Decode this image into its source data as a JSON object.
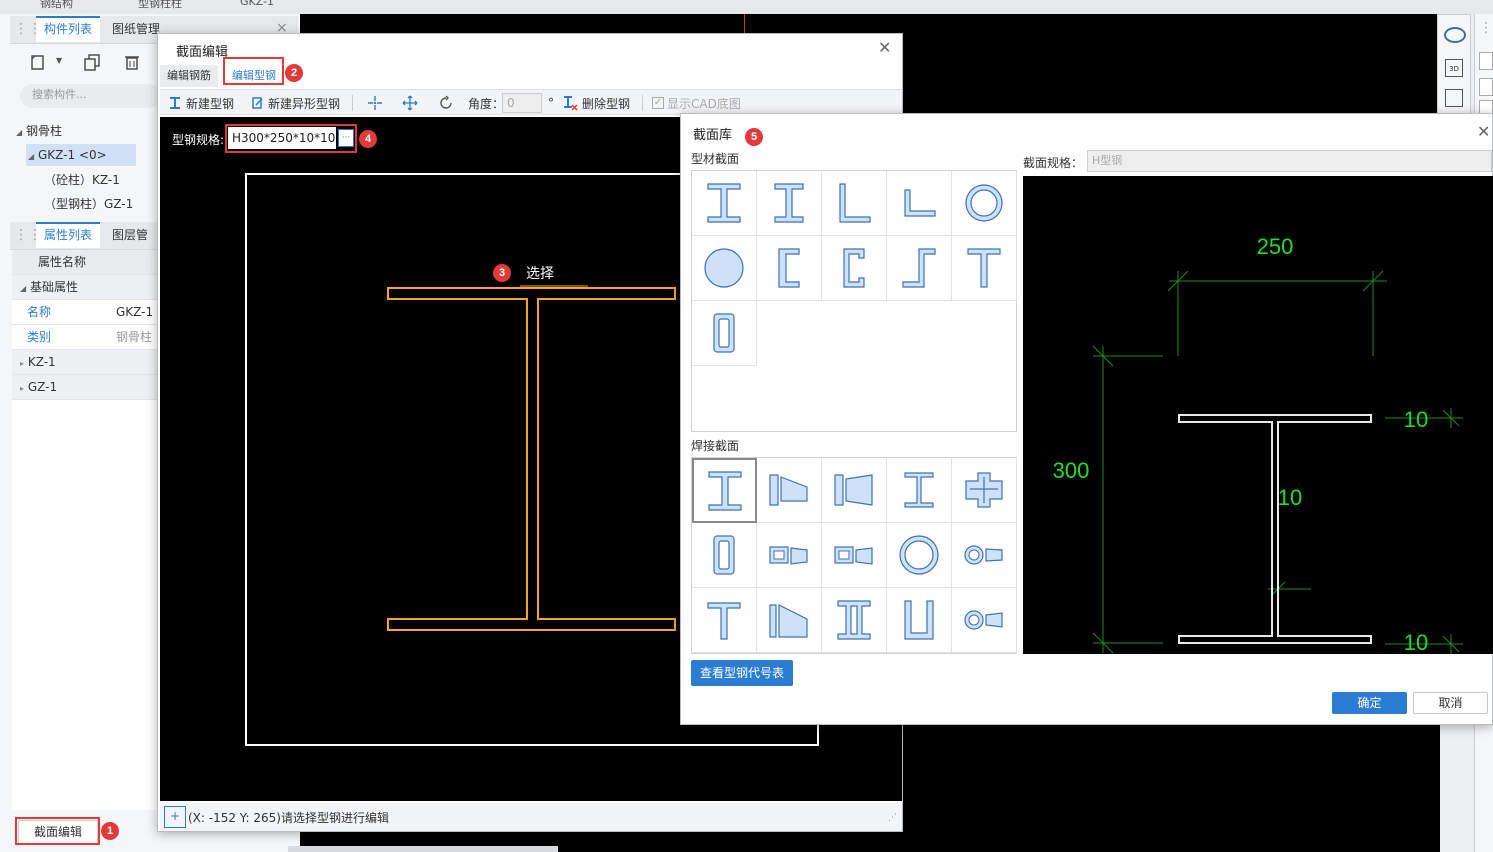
{
  "top_strip": [
    "钢结构",
    "型钢柱柱",
    "GKZ-1"
  ],
  "left_panel": {
    "tabs": [
      "构件列表",
      "图纸管理"
    ],
    "search_placeholder": "搜索构件...",
    "tree": {
      "root": "钢骨柱",
      "selected": "GKZ-1 <0>",
      "children": [
        "（砼柱）KZ-1",
        "（型钢柱）GZ-1"
      ]
    },
    "prop_tabs": [
      "属性列表",
      "图层管理"
    ],
    "prop_header": "属性名称",
    "group": "基础属性",
    "rows": [
      {
        "label": "名称",
        "value": "GKZ-1"
      },
      {
        "label": "类别",
        "value": "钢骨柱"
      }
    ],
    "collapsed": [
      "KZ-1",
      "GZ-1"
    ],
    "bottom_button": "截面编辑"
  },
  "section_editor": {
    "title": "截面编辑",
    "tabs": [
      "编辑钢筋",
      "编辑型钢"
    ],
    "toolbar": {
      "new_steel": "新建型钢",
      "new_special": "新建异形型钢",
      "angle_label": "角度：",
      "angle_value": "0",
      "degree": "°",
      "delete_steel": "删除型钢",
      "show_cad": "显示CAD底图"
    },
    "spec_label": "型钢规格:",
    "spec_value": "H300*250*10*10",
    "spec_button": "···",
    "canvas_hint": "选择",
    "status": "(X: -152 Y: 265)请选择型钢进行编辑"
  },
  "library": {
    "title": "截面库",
    "profile_label": "型材截面",
    "welded_label": "焊接截面",
    "spec_label": "截面规格：",
    "spec_value": "H型钢",
    "view_button": "查看型钢代号表",
    "ok": "确定",
    "cancel": "取消",
    "dims": {
      "width": "250",
      "height": "300",
      "flange_top": "10",
      "flange_bottom": "10",
      "web": "10"
    }
  },
  "badges": [
    "1",
    "2",
    "3",
    "4",
    "5"
  ],
  "colors": {
    "accent": "#2b7cd3",
    "highlight": "#e23a3a",
    "steel_outline": "#f5a623",
    "dim_green": "#22cc22"
  }
}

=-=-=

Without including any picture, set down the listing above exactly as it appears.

Decode this image into its source data as a JSON object.
{
  "top_strip": [
    "钢结构",
    "型钢柱柱",
    "GKZ-1"
  ],
  "left_panel": {
    "tabs": [
      "构件列表",
      "图纸管理"
    ],
    "search_placeholder": "搜索构件...",
    "tree": {
      "root": "钢骨柱",
      "selected": "GKZ-1 <0>",
      "children": [
        "（砼柱）KZ-1",
        "（型钢柱）GZ-1"
      ]
    },
    "prop_tabs": [
      "属性列表",
      "图层管理"
    ],
    "prop_header": "属性名称",
    "group": "基础属性",
    "rows": [
      {
        "label": "名称",
        "value": "GKZ-1"
      },
      {
        "label": "类别",
        "value": "钢骨柱"
      }
    ],
    "collapsed": [
      "KZ-1",
      "GZ-1"
    ],
    "bottom_button": "截面编辑"
  },
  "section_editor": {
    "title": "截面编辑",
    "tabs": [
      "编辑钢筋",
      "编辑型钢"
    ],
    "toolbar": {
      "new_steel": "新建型钢",
      "new_special": "新建异形型钢",
      "angle_label": "角度：",
      "angle_value": "0",
      "degree": "°",
      "delete_steel": "删除型钢",
      "show_cad": "显示CAD底图"
    },
    "spec_label": "型钢规格:",
    "spec_value": "H300*250*10*10",
    "spec_button": "···",
    "canvas_hint": "选择",
    "status": "(X: -152 Y: 265)请选择型钢进行编辑"
  },
  "library": {
    "title": "截面库",
    "profile_label": "型材截面",
    "welded_label": "焊接截面",
    "spec_label": "截面规格：",
    "spec_value": "H型钢",
    "view_button": "查看型钢代号表",
    "ok": "确定",
    "cancel": "取消",
    "dims": {
      "width": "250",
      "height": "300",
      "flange_top": "10",
      "flange_bottom": "10",
      "web": "10"
    }
  },
  "badges": [
    "1",
    "2",
    "3",
    "4",
    "5"
  ],
  "colors": {
    "accent": "#2b7cd3",
    "highlight": "#e23a3a",
    "steel_outline": "#f5a623",
    "dim_green": "#22cc22"
  }
}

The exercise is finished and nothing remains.